said, that aright hon. gentleman, of great knowledge in matters of finance, was placed on the committee of last year, but had retired on account of the ill state of his health. It was now happily restored; and he suggested that he should be placed on the committee.
§ Mr. Tierney
said, that though he was somewhat recovered, he was still in too weak a state to attend to business in the morning and in the evening also. He begged, therefore, to be excused from serving on the committee.
said, that the manner in which the committee had proceeded was, to invite the attendance of any member of the House, who had peculiar information in any particular branch of public business. This was the case with the heads of official departments, and he did not think a better course could be pursued this session. He should be unwilling that any alteration should be made in the names on that committee, on account of their intimate acquaintance with the former part of the investigation; but the occasional assistance of any other member might be obtained.
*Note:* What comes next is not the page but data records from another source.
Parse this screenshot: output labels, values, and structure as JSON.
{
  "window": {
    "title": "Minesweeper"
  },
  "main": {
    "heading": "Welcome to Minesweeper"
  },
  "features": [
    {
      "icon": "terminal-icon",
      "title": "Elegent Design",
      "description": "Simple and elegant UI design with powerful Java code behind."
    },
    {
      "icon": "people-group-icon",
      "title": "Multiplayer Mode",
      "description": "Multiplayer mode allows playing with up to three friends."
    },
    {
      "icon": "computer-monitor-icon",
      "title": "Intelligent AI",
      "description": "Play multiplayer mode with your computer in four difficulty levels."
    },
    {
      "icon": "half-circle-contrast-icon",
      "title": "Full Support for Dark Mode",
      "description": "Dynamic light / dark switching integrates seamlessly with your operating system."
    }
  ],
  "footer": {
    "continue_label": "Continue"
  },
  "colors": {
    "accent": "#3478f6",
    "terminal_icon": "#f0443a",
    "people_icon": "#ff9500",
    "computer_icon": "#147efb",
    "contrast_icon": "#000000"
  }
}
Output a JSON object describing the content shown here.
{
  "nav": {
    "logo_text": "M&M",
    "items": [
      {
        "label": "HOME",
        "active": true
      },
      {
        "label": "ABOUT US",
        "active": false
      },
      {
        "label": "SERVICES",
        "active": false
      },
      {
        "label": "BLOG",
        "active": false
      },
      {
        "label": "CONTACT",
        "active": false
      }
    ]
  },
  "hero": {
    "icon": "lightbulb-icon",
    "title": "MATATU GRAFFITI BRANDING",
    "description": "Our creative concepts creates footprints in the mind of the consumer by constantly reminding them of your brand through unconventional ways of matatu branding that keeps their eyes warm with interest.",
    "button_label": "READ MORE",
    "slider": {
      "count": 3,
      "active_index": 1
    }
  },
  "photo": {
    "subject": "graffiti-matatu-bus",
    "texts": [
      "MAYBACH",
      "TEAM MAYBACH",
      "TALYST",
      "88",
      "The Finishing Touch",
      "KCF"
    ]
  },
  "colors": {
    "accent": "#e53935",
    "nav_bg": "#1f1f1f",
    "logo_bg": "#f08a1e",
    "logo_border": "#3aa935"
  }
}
could not see how the right 131 hon. gentleman could be desired to give his attendance in that manner. If he did, he would only be an idle observer, as he would not have an effective voice.